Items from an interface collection
========================

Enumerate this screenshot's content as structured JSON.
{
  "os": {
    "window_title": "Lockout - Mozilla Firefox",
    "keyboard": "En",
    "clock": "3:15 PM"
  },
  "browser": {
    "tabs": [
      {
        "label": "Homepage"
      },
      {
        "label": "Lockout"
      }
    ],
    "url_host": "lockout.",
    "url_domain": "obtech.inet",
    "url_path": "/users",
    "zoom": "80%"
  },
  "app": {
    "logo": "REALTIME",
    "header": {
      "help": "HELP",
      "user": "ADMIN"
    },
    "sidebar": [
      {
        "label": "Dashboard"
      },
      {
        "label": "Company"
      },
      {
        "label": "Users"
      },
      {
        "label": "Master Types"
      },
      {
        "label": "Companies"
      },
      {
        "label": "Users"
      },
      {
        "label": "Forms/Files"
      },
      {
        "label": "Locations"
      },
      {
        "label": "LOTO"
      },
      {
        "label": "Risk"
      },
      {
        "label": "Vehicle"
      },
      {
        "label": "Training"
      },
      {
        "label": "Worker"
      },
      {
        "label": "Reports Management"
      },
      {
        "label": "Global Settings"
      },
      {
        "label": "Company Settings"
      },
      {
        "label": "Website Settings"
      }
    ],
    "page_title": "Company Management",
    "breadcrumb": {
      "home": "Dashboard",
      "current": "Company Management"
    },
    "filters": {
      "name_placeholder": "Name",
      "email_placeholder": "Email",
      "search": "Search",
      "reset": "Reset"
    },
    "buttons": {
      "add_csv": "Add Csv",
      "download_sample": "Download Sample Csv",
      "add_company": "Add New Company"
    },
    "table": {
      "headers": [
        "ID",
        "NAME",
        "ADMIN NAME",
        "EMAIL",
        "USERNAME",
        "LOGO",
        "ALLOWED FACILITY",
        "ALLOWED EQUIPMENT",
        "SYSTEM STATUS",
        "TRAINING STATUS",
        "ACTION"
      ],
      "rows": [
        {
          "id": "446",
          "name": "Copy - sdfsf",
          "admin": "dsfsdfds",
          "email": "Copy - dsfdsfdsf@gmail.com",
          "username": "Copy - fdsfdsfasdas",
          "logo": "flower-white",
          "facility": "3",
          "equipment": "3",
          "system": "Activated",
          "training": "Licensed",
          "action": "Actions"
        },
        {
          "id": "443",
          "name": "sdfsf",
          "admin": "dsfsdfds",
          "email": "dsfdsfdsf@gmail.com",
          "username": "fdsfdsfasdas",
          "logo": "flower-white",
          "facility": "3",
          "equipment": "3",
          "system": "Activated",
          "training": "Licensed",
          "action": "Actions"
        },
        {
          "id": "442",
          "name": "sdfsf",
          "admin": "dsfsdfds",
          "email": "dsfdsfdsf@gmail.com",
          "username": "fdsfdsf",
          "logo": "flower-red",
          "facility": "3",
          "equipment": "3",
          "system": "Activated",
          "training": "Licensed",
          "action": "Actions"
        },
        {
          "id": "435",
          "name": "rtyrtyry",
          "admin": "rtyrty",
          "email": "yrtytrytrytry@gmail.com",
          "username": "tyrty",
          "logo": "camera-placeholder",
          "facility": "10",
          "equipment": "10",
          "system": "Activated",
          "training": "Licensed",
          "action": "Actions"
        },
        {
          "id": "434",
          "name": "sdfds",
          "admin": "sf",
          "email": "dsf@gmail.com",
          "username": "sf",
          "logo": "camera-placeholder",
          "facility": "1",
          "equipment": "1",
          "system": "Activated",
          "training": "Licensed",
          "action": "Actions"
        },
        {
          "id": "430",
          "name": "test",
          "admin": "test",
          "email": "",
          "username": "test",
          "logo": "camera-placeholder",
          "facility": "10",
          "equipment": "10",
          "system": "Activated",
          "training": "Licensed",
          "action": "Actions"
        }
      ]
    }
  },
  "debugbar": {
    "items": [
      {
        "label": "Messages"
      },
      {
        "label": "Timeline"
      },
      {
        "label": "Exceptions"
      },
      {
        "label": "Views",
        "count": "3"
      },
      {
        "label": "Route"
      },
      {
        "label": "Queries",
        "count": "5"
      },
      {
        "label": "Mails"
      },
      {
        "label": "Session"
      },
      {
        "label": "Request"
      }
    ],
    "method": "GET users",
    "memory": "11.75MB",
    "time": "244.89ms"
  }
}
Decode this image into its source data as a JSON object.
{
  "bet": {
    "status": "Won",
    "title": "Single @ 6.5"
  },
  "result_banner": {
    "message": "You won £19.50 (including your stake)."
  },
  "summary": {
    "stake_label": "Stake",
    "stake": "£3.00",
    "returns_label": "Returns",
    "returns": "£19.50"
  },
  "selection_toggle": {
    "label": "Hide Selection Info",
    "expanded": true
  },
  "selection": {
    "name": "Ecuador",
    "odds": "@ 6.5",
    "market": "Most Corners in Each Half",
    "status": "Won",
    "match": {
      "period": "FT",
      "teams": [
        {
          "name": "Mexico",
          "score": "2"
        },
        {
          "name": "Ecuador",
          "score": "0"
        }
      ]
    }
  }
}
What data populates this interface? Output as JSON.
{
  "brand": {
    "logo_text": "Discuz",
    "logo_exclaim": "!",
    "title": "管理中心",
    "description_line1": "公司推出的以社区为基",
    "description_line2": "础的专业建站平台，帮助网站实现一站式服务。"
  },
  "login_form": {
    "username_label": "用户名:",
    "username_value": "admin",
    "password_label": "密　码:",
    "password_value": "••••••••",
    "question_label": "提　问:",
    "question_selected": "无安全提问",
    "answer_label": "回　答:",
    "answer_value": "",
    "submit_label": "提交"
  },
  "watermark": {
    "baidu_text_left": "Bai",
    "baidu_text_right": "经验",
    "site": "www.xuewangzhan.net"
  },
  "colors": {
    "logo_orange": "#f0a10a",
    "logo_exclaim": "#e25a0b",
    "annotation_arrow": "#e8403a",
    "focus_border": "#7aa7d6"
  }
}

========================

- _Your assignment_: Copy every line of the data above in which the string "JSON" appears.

- _Problem solution_:
Enumerate this screenshot's content as structured JSON.
Decode this image into its source data as a JSON object.
What data populates this interface? Output as JSON.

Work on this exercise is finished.